Donald Trump claimed Google’s search engine is rigged; what do we really know about how it works?
From what happens when you run a Google search to whether the web search engine tailors its results, to how it works in different countries – we have the all facts you need to know
These days most of us rely constantly on Google to find out what to buy, which restaurants to eat at and how to get from one place to another. But, partly by design, how Google does its job can still seem deeply mysterious, giving rise to theories about the way it supposedly operates. Is it possible for Google to manipulate your results? Would it?
Google denies that it does. “Search is not used to set a political agenda and we do not bias our results toward any political ideology,” the company said last week. “We never rank search results to manipulate political sentiment.”
Google’s claim may be small comfort to those convinced that their own results are being skewed. But the recent dust up between US President Donald Trump – who accused the search engine of being “rigged” – and Google is a perfect opportunity to shed light on what we do know about Google and its search algorithm.
What happens when you run a Google search?
At a high level, Google’s search engine is based on a long list of websites from which Google has already scraped information, using automated software it calls a “crawler”. The crawler gathers keywords and other data about sites on the internet, and at this point billions of webpages have been analysed this way.
When users type in a search query, Google takes their request and goes looking in its records for any matches. Then it faces another problem: how to organise all the results.
This is where the more subjective parts of Google’s search engine come in. More than 100 factors – from where the user is located to how recently a given webpage was updated – contribute to how highly a certain result may appear. In addition, the company’s famous PageRank algorithm, developed by co-founders Larry Page and Sergey Brin, plays a role in determining the authoritativeness of a given source.

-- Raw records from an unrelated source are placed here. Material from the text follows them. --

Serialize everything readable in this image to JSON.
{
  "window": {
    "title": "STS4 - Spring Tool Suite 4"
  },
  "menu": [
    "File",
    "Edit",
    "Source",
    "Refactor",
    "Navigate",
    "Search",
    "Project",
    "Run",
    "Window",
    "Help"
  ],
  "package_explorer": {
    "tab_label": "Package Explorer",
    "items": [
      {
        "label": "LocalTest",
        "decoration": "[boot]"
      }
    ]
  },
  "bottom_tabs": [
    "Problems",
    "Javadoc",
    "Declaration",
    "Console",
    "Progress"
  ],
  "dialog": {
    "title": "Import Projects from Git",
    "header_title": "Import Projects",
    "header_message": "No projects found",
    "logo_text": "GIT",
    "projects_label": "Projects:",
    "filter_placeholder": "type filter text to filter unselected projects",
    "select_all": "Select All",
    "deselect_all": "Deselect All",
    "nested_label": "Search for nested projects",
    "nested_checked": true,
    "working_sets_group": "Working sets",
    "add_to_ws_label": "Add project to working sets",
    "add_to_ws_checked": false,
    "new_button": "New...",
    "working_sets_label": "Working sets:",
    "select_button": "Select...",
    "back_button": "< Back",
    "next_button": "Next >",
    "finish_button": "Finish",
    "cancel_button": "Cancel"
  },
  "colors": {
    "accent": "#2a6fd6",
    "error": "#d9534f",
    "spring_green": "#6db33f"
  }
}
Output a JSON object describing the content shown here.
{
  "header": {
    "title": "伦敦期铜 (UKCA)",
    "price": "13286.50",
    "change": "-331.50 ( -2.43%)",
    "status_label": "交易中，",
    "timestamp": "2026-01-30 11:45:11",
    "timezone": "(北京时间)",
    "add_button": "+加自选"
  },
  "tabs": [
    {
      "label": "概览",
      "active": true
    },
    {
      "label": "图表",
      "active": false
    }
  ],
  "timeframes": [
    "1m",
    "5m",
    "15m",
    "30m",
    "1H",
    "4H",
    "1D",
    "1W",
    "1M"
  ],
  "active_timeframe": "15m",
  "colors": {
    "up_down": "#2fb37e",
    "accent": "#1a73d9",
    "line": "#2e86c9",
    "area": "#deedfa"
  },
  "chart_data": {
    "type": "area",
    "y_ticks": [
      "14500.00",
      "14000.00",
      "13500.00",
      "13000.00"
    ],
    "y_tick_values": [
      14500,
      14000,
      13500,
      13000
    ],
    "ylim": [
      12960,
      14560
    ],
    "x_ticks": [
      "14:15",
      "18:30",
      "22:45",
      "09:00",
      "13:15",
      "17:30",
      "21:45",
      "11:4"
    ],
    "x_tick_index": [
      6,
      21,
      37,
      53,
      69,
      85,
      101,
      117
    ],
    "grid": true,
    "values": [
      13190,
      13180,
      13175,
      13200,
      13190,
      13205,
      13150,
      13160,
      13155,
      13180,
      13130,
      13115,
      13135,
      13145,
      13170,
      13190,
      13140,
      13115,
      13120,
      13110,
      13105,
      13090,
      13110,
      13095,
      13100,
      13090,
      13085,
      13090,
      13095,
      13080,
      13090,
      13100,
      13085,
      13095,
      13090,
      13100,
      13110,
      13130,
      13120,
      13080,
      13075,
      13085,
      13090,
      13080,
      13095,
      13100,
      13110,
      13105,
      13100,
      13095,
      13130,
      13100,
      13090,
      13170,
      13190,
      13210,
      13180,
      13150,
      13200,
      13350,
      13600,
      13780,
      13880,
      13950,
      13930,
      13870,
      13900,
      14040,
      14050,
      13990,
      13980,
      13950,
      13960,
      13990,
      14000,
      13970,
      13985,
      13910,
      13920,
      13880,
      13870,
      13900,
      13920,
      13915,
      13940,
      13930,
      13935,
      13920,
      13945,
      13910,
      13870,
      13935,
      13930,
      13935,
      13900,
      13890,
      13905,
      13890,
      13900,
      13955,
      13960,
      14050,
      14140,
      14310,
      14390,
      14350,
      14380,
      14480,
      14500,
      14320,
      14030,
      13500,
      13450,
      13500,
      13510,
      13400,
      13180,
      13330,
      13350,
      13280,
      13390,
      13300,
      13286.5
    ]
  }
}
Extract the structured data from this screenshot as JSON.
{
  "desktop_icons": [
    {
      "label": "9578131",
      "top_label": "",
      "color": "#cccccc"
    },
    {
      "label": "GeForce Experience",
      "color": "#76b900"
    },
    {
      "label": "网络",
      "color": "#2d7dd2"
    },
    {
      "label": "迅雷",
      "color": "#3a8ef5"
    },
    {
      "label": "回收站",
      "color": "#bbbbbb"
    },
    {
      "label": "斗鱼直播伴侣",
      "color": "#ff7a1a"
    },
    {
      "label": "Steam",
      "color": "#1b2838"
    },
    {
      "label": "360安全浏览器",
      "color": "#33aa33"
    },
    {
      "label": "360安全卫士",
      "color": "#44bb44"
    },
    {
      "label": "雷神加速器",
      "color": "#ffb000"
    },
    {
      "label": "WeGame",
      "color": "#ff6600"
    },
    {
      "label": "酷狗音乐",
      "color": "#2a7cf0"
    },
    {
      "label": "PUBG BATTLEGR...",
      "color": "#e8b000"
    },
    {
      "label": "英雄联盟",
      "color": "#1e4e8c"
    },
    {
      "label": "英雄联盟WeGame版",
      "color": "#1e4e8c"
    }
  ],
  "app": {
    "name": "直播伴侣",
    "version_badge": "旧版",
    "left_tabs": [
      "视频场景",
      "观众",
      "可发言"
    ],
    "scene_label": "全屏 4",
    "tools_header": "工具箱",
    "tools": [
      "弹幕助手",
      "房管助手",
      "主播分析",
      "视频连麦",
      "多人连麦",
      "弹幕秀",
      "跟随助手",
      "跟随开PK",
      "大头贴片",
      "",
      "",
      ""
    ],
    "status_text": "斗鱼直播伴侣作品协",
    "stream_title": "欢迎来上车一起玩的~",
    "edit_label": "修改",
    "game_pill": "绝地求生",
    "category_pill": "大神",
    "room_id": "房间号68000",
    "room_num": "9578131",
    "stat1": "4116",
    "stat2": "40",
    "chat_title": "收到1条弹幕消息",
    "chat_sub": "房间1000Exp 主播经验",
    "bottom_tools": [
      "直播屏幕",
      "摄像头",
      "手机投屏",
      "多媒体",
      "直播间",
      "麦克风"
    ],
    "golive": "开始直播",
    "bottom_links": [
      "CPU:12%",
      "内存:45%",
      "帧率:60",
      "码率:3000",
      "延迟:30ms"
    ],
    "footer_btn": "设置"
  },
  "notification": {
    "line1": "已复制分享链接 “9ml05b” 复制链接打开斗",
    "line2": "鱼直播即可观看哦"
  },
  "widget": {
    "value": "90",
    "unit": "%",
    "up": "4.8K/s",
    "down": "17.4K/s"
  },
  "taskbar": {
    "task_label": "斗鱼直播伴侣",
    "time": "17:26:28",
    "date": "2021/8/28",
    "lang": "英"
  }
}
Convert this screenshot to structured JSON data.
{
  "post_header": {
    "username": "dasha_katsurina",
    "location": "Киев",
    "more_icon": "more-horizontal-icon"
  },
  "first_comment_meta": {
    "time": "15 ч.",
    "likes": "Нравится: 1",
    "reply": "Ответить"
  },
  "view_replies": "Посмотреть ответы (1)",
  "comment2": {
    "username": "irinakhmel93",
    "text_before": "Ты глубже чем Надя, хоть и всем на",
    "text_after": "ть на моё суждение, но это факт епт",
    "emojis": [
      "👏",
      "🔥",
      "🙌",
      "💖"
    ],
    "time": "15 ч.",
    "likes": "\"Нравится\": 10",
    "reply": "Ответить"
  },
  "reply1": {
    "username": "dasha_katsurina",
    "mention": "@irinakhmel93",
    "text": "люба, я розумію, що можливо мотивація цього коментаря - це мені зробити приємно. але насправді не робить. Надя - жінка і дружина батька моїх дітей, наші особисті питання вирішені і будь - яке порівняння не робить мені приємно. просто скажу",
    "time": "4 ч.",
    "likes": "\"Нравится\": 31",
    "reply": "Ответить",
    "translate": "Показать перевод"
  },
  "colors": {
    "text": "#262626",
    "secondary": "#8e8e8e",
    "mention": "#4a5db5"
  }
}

Google executives are hesitant to discuss the specifics of their software, for fear of encouraging those who may seek to game the algorithm. But, said Pandu Nayak, the head of Google’s search ranking team, Google tests its own search results with humans to ensure that the search engine does what it is meant to do: provide relevant and authoritative results.
Google News’ secret sauce
Recent changes to Google News have turned it into a much more personalised product. The company now applies artificial intelligence and accounts more for your expressed preferences.
This approach has given rise to questions about what determines “news” results and just how much its engineers truly understand about the decisions their AI is making. A consistent theme in current machine learning research is that the algorithms are typically black boxes – often, the only way to determine why an algorithm made a decision is to try to reverse-engineer the logic from the results.
Influencing the sauce?
Still, it appears, companies and individuals can influence Google search results.
Reverse-engineering Google has practically become something of a cottage industry, particularly in media. Publishers are constantly trying to find ways to compete for visibility on Google News and on Google Search. For example, Google’s tendency to favour recency, or “freshness”, incentivises companies to create their webpages with metadata keywords that the search engine can easily read.
But not even the best experts can know for sure whether their techniques are working.
Google tailors search results, but less than you think
Google’s algorithm, particularly for search, is a master algorithm that is applied in real time against each search query as it comes in, according to the company. Although the algorithm itself frequently changes as Google makes tweaks, it is applied identically to each search.
If the results differ from person to person, that could be because they may be using a browser in incognito mode, which deletes the cookies and other third-party tracking software. Or they may be searching from a different location, triggering Google’s reflex to return local results. They may also simply be performing a search slightly later in time than another, said Christo Wilson, a computer science professor at Northeastern University who has studied Google’s search practices for six years.
This may be a function of Google’s “bias” toward freshness, Wilson explained. And this is likely what Trump experienced as well. “The results he’s getting are going to be the same results that everyone is getting for those [same] queries,” said Wilson. “At least for the US.”
Overseas, it’s a different story
Which brings us to Google’s activities in other countries that underscore the company’s ability to censor results – literally. In China, the search giant has reportedly sought to build a version of its engine that complies with the government’s policy of blocking certain sensitive results, such as those related to the Tiananmen Square protests of 1989.
And it wasn’t long ago that Eric Schmidt, then the chairman of Google’s parent company, Alphabet, publicly considered the possibility of demoting content that is considered hateful or extreme.